CBD oil may benefit those with drug addiction, suggests a 2015 review of studies published in Substance Abuse.
CBD oil may also increase liver enzymes (a marker of liver inflammation). People with liver disease should use CBD oil with caution, ideally under the care of a doctor who can regularly check blood liver enzyme levels.
There are no guidelines for the appropriate use of CBD oil. CBD oil is usually delivered sublingually (under the tongue). Most oils are sold in 30-milliliter (mL) bottles with a dropper cap.
Human studies evaluating the use of CBD in treating chronic pain are lacking. Those that do exist almost invariably include THC, making it difficult to isolate CBD’s distinct effects.
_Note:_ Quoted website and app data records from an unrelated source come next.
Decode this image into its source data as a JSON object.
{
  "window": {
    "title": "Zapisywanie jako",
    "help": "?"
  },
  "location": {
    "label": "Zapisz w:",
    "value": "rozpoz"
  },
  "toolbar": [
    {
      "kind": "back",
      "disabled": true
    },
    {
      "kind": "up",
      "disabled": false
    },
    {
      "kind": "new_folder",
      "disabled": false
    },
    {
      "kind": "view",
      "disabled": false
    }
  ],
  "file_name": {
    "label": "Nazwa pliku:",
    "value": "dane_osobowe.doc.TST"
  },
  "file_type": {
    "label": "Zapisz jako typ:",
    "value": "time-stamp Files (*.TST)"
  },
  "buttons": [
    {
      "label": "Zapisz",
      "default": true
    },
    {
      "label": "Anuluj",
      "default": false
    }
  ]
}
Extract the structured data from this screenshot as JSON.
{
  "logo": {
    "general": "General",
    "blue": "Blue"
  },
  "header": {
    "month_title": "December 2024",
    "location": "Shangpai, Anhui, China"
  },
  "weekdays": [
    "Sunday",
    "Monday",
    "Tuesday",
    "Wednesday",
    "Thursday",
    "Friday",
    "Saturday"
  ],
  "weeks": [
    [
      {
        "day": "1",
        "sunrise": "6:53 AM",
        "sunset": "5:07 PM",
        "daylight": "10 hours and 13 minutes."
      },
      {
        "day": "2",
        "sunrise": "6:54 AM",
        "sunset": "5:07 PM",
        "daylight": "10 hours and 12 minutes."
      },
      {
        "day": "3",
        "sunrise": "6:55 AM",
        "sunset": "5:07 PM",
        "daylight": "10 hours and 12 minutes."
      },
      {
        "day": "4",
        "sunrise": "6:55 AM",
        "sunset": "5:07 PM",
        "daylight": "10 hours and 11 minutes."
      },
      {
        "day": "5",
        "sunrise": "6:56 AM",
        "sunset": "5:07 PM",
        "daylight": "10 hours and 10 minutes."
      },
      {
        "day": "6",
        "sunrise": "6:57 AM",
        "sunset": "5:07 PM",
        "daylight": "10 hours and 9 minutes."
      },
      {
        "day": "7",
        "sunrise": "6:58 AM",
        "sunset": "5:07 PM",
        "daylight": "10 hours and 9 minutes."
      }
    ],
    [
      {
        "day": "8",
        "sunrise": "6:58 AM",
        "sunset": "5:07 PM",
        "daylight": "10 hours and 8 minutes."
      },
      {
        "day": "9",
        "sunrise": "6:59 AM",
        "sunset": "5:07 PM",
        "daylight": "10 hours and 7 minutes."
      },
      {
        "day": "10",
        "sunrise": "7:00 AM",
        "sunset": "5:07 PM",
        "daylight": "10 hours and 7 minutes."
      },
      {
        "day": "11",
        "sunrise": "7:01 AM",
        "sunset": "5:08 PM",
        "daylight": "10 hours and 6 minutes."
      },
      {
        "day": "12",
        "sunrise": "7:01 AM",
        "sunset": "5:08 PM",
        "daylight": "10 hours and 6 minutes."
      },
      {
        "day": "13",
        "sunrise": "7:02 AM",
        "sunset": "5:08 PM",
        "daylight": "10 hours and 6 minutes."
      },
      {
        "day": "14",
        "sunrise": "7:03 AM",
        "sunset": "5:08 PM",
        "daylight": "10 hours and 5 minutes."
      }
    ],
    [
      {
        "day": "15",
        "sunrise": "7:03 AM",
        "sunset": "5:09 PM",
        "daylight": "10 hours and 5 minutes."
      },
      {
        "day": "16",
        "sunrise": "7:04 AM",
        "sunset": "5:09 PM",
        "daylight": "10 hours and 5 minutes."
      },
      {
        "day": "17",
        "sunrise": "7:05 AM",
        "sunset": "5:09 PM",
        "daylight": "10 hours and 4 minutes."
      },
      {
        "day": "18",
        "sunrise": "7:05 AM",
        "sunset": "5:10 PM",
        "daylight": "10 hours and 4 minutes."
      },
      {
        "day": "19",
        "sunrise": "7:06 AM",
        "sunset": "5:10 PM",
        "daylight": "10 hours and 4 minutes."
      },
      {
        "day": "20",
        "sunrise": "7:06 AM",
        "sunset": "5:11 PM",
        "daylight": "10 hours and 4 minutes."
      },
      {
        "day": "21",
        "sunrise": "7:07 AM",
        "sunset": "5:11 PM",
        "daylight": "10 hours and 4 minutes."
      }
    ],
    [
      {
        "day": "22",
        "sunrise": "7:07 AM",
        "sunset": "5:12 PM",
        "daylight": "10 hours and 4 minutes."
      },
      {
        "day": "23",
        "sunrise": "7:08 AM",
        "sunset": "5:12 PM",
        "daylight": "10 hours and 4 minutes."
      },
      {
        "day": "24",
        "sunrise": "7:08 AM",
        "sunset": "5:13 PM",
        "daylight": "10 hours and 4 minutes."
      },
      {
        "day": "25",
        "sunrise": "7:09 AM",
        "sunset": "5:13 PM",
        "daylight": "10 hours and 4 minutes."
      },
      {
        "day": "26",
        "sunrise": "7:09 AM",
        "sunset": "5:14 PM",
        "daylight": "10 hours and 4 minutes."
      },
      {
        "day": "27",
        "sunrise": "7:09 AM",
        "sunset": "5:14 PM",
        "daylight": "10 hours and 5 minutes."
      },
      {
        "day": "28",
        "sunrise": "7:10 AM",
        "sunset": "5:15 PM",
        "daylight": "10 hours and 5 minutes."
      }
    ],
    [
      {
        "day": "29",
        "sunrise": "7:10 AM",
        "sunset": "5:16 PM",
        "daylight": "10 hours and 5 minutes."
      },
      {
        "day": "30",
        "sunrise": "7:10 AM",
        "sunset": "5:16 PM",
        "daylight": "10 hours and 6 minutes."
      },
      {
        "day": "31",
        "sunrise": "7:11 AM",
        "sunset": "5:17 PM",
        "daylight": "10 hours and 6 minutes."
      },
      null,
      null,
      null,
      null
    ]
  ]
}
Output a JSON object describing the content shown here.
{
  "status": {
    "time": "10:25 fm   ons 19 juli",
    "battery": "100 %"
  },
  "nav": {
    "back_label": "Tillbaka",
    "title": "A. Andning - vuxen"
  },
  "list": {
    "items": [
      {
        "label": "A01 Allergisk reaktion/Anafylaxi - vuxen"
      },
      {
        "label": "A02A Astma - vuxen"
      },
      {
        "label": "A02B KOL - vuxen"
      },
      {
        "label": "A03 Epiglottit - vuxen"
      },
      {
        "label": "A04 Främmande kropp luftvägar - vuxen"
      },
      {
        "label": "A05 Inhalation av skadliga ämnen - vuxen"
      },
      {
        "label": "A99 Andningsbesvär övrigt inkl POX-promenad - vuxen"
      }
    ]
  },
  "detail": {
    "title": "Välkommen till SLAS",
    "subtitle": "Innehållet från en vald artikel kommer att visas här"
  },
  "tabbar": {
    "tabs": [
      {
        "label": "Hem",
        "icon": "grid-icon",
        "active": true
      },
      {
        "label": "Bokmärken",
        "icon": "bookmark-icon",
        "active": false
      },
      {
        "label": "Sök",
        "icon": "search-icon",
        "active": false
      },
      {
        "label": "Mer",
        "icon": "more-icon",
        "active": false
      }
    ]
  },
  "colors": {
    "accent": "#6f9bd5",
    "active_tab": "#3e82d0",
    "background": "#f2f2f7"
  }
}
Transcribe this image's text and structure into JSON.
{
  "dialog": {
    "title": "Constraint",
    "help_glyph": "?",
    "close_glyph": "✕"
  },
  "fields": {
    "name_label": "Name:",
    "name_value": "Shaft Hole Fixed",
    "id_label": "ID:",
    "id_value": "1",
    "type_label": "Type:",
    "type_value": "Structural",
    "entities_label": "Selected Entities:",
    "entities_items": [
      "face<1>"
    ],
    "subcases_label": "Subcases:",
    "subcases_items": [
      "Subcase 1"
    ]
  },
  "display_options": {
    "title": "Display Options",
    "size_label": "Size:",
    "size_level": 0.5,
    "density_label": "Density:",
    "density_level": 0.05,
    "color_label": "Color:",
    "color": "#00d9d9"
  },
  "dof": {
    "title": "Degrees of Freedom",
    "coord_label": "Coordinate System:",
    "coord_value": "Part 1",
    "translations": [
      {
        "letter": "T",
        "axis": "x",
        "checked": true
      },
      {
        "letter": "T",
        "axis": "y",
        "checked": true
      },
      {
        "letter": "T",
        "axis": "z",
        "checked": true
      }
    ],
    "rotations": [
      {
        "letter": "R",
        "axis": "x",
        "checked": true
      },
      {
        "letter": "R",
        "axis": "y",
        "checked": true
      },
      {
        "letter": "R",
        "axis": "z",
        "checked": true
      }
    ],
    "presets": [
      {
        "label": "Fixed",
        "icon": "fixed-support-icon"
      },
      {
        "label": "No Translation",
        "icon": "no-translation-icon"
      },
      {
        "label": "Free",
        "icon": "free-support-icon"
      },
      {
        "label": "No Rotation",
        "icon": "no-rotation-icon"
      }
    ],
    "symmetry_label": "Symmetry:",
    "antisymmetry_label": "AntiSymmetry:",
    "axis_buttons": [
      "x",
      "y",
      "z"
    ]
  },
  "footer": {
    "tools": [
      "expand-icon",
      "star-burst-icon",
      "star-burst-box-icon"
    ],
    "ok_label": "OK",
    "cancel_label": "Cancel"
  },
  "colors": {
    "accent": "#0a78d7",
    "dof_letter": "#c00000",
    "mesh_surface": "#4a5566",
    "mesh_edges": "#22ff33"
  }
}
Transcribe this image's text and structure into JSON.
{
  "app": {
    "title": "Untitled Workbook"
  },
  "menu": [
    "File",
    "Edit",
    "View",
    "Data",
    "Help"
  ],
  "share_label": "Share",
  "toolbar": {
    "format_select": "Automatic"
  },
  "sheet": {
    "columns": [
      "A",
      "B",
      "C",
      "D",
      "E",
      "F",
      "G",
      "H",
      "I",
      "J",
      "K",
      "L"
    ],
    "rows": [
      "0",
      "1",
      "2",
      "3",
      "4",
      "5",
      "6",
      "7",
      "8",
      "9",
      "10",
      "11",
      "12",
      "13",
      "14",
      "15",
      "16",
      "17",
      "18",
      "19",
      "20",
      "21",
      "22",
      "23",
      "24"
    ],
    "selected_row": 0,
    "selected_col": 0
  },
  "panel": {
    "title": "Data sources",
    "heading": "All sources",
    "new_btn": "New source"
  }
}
There is currently no known “correct” dose of CBD oil. Depending on individual needs and what is being treated, the daily dose may range between 5 and 25 mg.